Students have the opportunity to carry their skills into one of the schools four legal clinics where students use their skills working with real clients on a variety of legal problems. Clinical experience introduces students to a host of client related skills (such as intake interviews and professional responsibility).
Externships offer a similar experience as the law clinics through a field placement in the local legal community. By spending a semester (or more) working in a legal clinic, students are exposed to the daily process of practicing law and are able to better shape their own career paths.
Nebraska Law stresses the need for students to be well rounded outside of the classroom. The school of law offers students a range of services including a mentor program that provides students with a advisor throughout their academic careers who can offer suggestion on a range of issues. Nebraska Law provides counseling for students on mental and financial health issues as well as a host of wellness resources on campus. First-year students may also take part in the academic success program that helps students succeed throughout their law school careers.

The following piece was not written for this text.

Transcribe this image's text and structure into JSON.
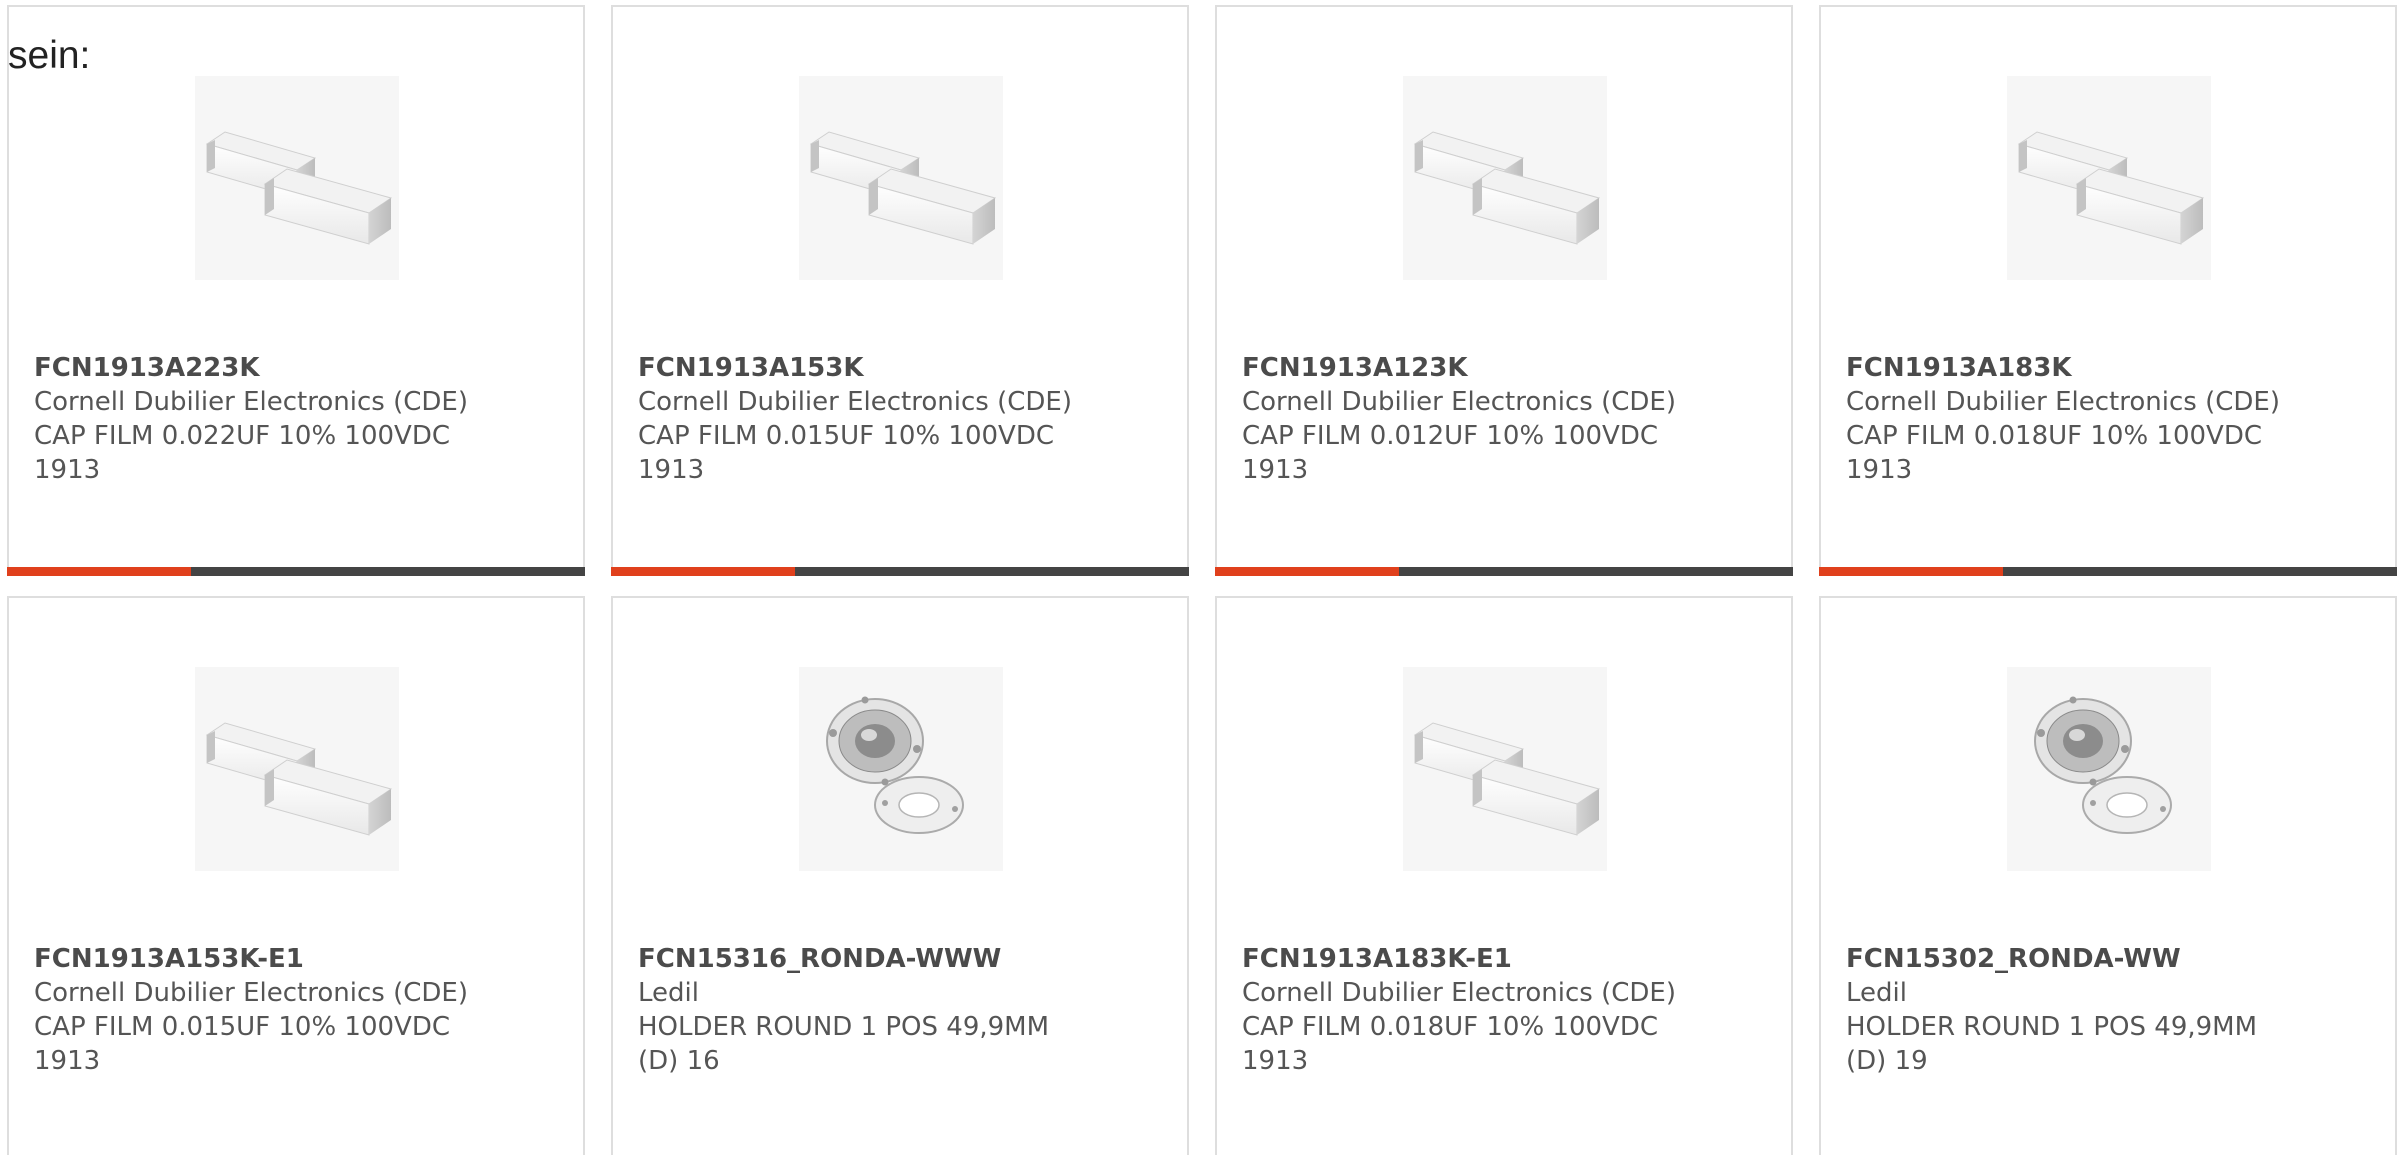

Lincoln, Nebraska offers students life in a big city without the cost or inconvenience. The metropolitan area is home to over 300,000 residents. Lincoln is also the capital of the state, allowing students the opportunity to participate in the legislative and judicial process on a state level. The downtown community–a short drive from the law school–is full of restaurants, breweries, and entertainment options. The surrounding community offers affordable, abundant housing options. The law school is also less than 8 hours from Chicago, Minneapolis, and the ski resorts of Colorado.